A new government “test to release” scheme for passengers arriving into England will see the 14-day quarantine period slashed by up to two-thirds.
From 15 December, arrivals into England by plane, ferry or train from countries not featured on the government’s travel corridor list will have the option to take a test after five days of self-isolation, with a negative result releasing them from the need to isolate.
Passengers are advised to book their test before they travel from a private provider on a gov.uk suppliers list, which will be published before 15 December.
Using an NHS Test and Trace test will not legally permit anyone to be released from self-isolation.
Travellers must also complete a passenger locator form (PLF) and will still need to self-isolate for five days before taking a test – rather than taking it at their port of arrival.

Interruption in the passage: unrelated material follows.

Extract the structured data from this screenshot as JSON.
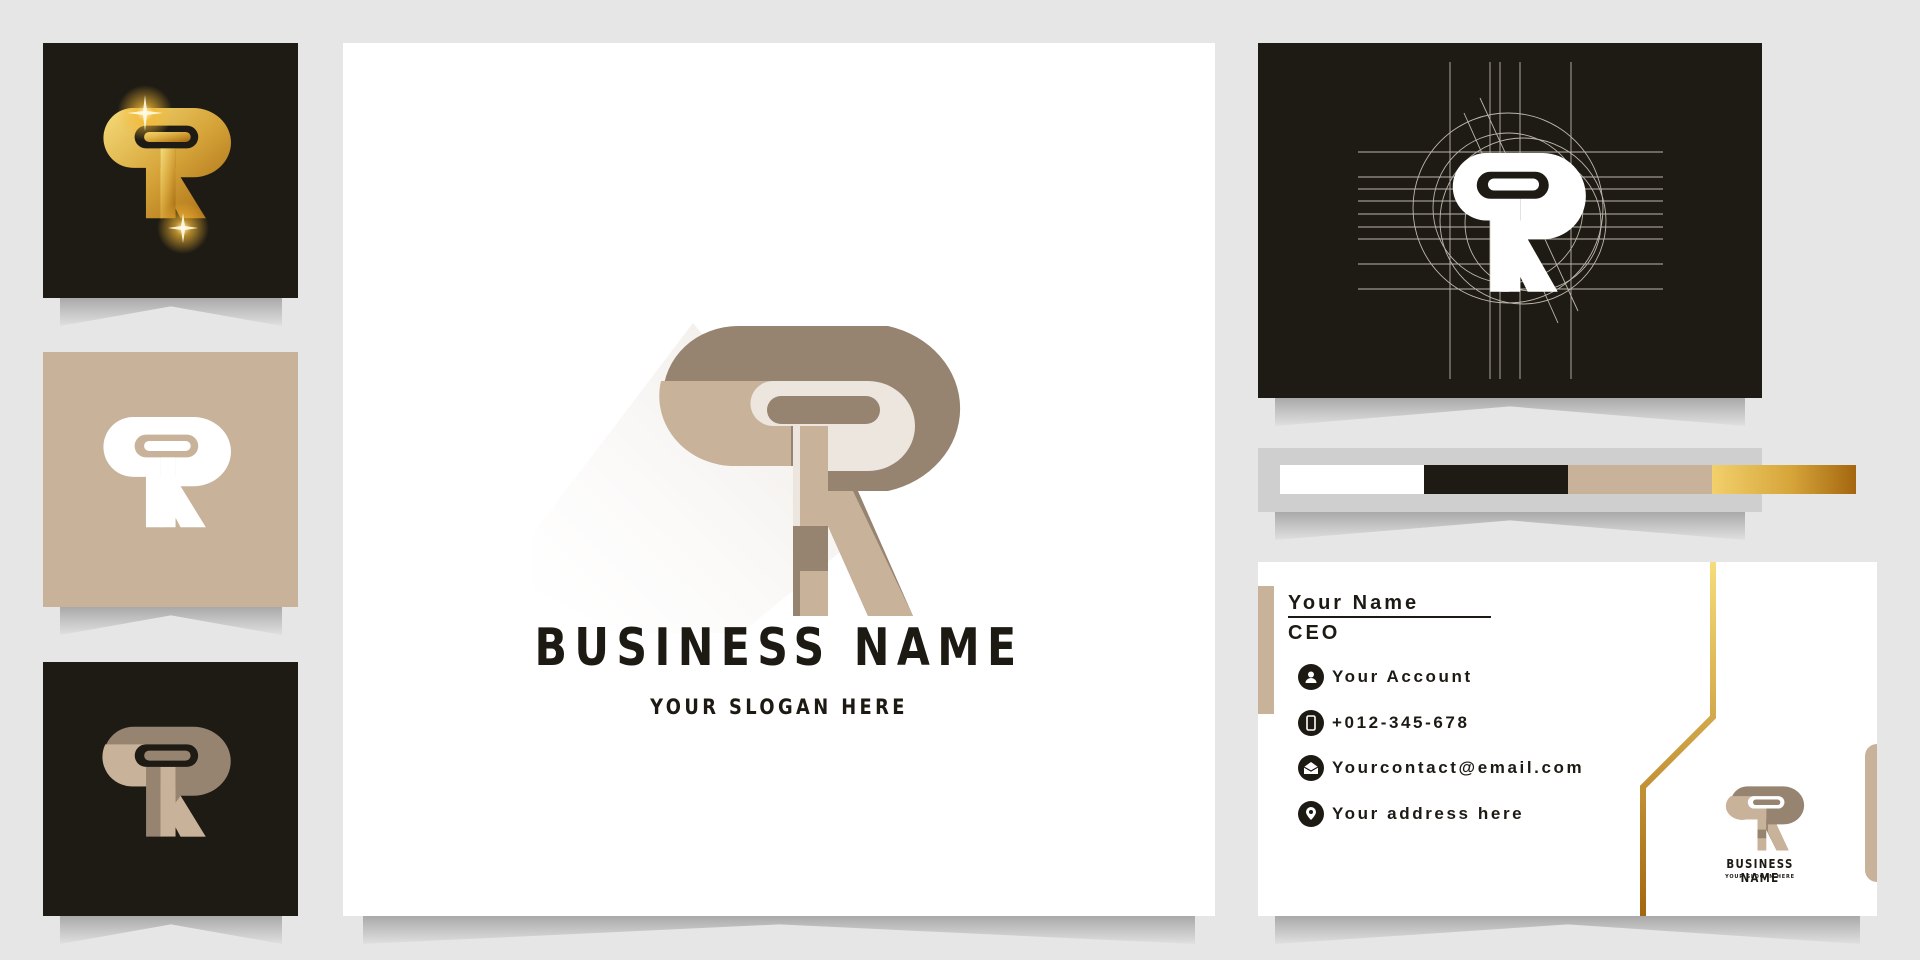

Arrivals should mention they are taking a test on their PLF form prior to entering England and then go straight into self-isolation at home. If they choose to opt in after arrival, they will need to resubmit their form.

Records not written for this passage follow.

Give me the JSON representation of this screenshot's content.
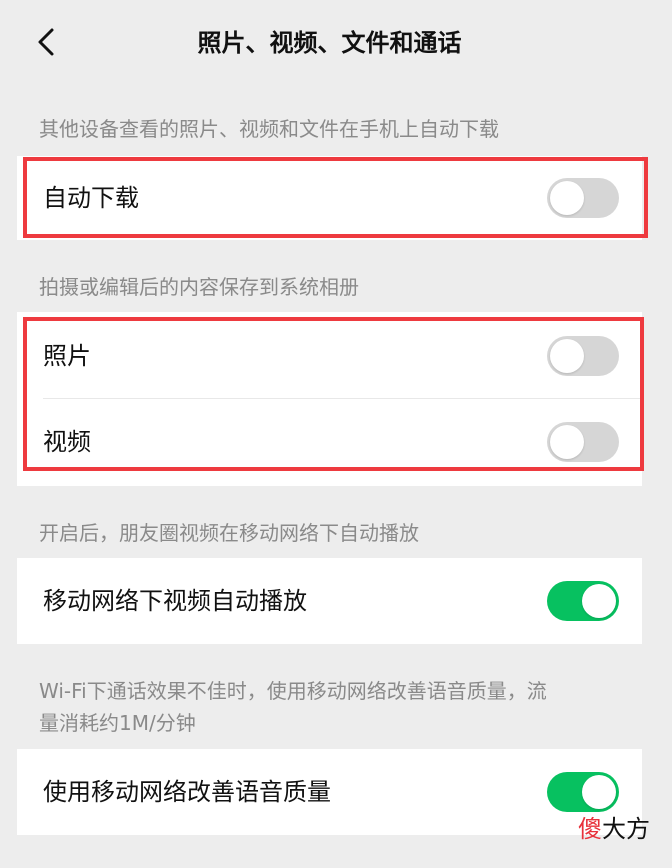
{
  "header": {
    "title": "照片、视频、文件和通话"
  },
  "sections": {
    "auto_download": {
      "description": "其他设备查看的照片、视频和文件在手机上自动下载",
      "item_label": "自动下载",
      "enabled": false
    },
    "save_to_album": {
      "description": "拍摄或编辑后的内容保存到系统相册",
      "photo_label": "照片",
      "photo_enabled": false,
      "video_label": "视频",
      "video_enabled": false
    },
    "mobile_autoplay": {
      "description": "开启后，朋友圈视频在移动网络下自动播放",
      "item_label": "移动网络下视频自动播放",
      "enabled": true
    },
    "voice_quality": {
      "description_line1": "Wi-Fi下通话效果不佳时，使用移动网络改善语音质量，流",
      "description_line2": "量消耗约1M/分钟",
      "item_label": "使用移动网络改善语音质量",
      "enabled": true
    }
  },
  "watermark": {
    "accent_char": "傻",
    "rest": "大方"
  },
  "colors": {
    "toggle_on": "#07c160",
    "toggle_off": "#d6d6d6",
    "highlight": "#ee3a3f",
    "background": "#ededed"
  },
  "icons": {
    "back": "chevron-left-icon"
  }
}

Passengers will then take a test on or after day five of their isolation period either at home or at a private provider’s testing site, and once they receive a negative result, can immediately stop self-isolating.

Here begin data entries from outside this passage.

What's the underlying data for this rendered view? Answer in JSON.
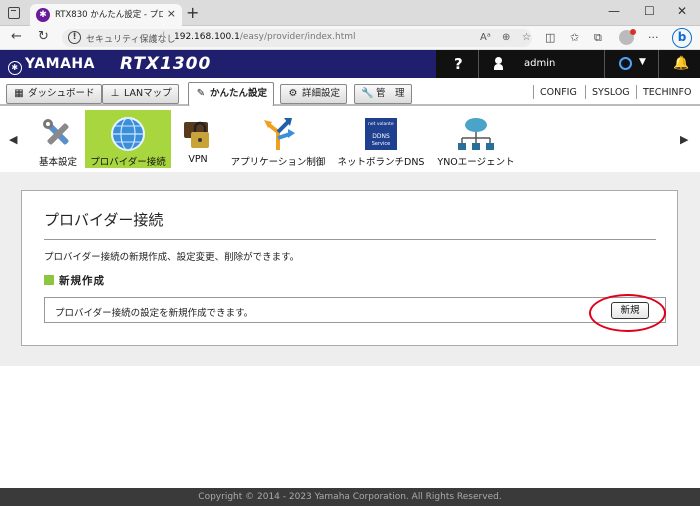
{
  "browser": {
    "tab_title": "RTX830 かんたん設定 - プロバイダー接",
    "tab_close": "×",
    "new_tab": "+",
    "window_controls": {
      "minimize": "—",
      "maximize": "☐",
      "close": "✕"
    },
    "security_text": "セキュリティ保護なし",
    "url_host": "192.168.100.1",
    "url_path": "/easy/provider/index.html"
  },
  "header": {
    "brand": "YAMAHA",
    "model": "RTX1300",
    "help": "?",
    "username": "admin"
  },
  "menu": {
    "items": [
      {
        "label": "ダッシュボード",
        "icon": "dashboard-icon",
        "glyph": "▦"
      },
      {
        "label": "LANマップ",
        "icon": "lanmap-icon",
        "glyph": "⊥"
      },
      {
        "label": "かんたん設定",
        "icon": "easy-setup-icon",
        "glyph": "✎",
        "active": true
      },
      {
        "label": "詳細設定",
        "icon": "gear-icon",
        "glyph": "⚙"
      },
      {
        "label": "管　理",
        "icon": "wrench-icon",
        "glyph": "🔧"
      }
    ],
    "links": [
      "CONFIG",
      "SYSLOG",
      "TECHINFO"
    ]
  },
  "submenu": {
    "prev": "◀",
    "next": "▶",
    "items": [
      {
        "label": "基本設定",
        "icon": "basic-settings-icon"
      },
      {
        "label": "プロバイダー接続",
        "icon": "globe-icon",
        "active": true
      },
      {
        "label": "VPN",
        "icon": "vpn-icon"
      },
      {
        "label": "アプリケーション制御",
        "icon": "app-control-icon"
      },
      {
        "label": "ネットボランチDNS",
        "icon": "ddns-icon",
        "badge_top": "net volante",
        "badge_bottom": "DDNS Service"
      },
      {
        "label": "YNOエージェント",
        "icon": "yno-agent-icon"
      }
    ]
  },
  "panel": {
    "title": "プロバイダー接続",
    "description": "プロバイダー接続の新規作成、設定変更、削除ができます。",
    "section_title": "新規作成",
    "row_text": "プロバイダー接続の設定を新規作成できます。",
    "new_button": "新規"
  },
  "footer": {
    "copyright": "Copyright © 2014 - 2023 Yamaha Corporation. All Rights Reserved."
  }
}
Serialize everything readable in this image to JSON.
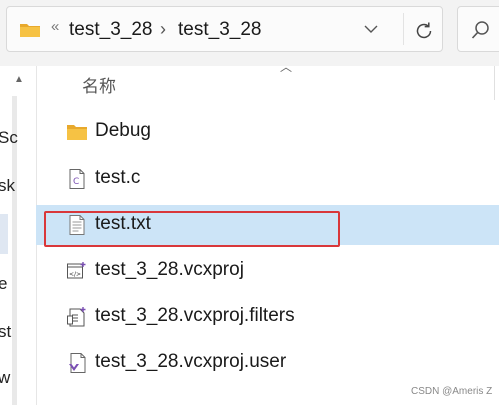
{
  "address_bar": {
    "overflow_chevron": "«",
    "breadcrumbs": [
      "test_3_28",
      "test_3_28"
    ],
    "separator": "›"
  },
  "nav_fragments": [
    "Sc",
    "sk",
    "e",
    "st",
    "w"
  ],
  "file_list": {
    "column_name": "名称",
    "items": [
      {
        "name": "Debug",
        "icon": "folder-icon"
      },
      {
        "name": "test.c",
        "icon": "c-source-file-icon"
      },
      {
        "name": "test.txt",
        "icon": "text-file-icon",
        "selected": true
      },
      {
        "name": "test_3_28.vcxproj",
        "icon": "vcxproj-file-icon"
      },
      {
        "name": "test_3_28.vcxproj.filters",
        "icon": "vcxproj-filters-file-icon"
      },
      {
        "name": "test_3_28.vcxproj.user",
        "icon": "vcxproj-user-file-icon"
      }
    ]
  },
  "colors": {
    "selection": "#cce4f7",
    "highlight_border": "#d9373a",
    "folder": "#f6c244"
  },
  "watermark": "CSDN @Ameris Z"
}
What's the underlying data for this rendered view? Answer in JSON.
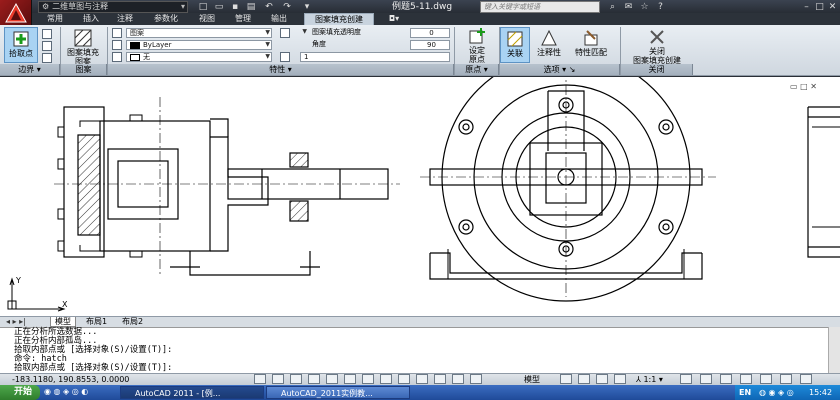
{
  "window": {
    "title": "例题5-11.dwg",
    "workspace": "二维草图与注释",
    "search_placeholder": "键入关键字或短语",
    "tabs": [
      "常用",
      "插入",
      "注释",
      "参数化",
      "视图",
      "管理",
      "输出",
      "图案填充创建"
    ],
    "active_tab": "图案填充创建"
  },
  "ribbon": {
    "groups": {
      "boundary": {
        "label": "边界",
        "pick_point": "拾取点"
      },
      "pattern": {
        "label": "图案",
        "pattern_fill": "图案填充\n图案"
      },
      "properties": {
        "label": "特性",
        "pattern_type": "图案",
        "color": "ByLayer",
        "background": "无",
        "transparency_label": "图案填充透明度",
        "transparency_value": "0",
        "angle_label": "角度",
        "angle_value": "90",
        "scale_value": "1"
      },
      "origin": {
        "label": "原点",
        "set_origin": "设定\n原点"
      },
      "options": {
        "label": "选项",
        "associative": "关联",
        "annotative": "注释性",
        "match_properties": "特性匹配"
      },
      "close": {
        "label": "关闭",
        "close_button": "关闭\n图案填充创建"
      }
    }
  },
  "layout_tabs": [
    "模型",
    "布局1",
    "布局2"
  ],
  "active_layout": "模型",
  "command_history": [
    "正在分析所选数据...",
    "正在分析内部孤岛...",
    "拾取内部点或 [选择对象(S)/设置(T)]:",
    "命令: hatch",
    "拾取内部点或 [选择对象(S)/设置(T)]:"
  ],
  "status": {
    "coordinates": "-183.1180, 190.8553, 0.0000",
    "model_label": "模型",
    "annotation_scale": "1:1"
  },
  "taskbar": {
    "start": "开始",
    "tasks": [
      "AutoCAD 2011 - [例...",
      "AutoCAD_2011实例教..."
    ],
    "clock": "15:42",
    "lang": "EN"
  },
  "colors": {
    "title_bar": "#2f353d",
    "ribbon": "#dfe5eb",
    "active_tab": "#c8d3de",
    "taskbar": "#2b5cb0"
  }
}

Those choosing not to take a test when arriving from a non-exempt country must follow the current self-isolation requirements of a full 14 days of quarantine.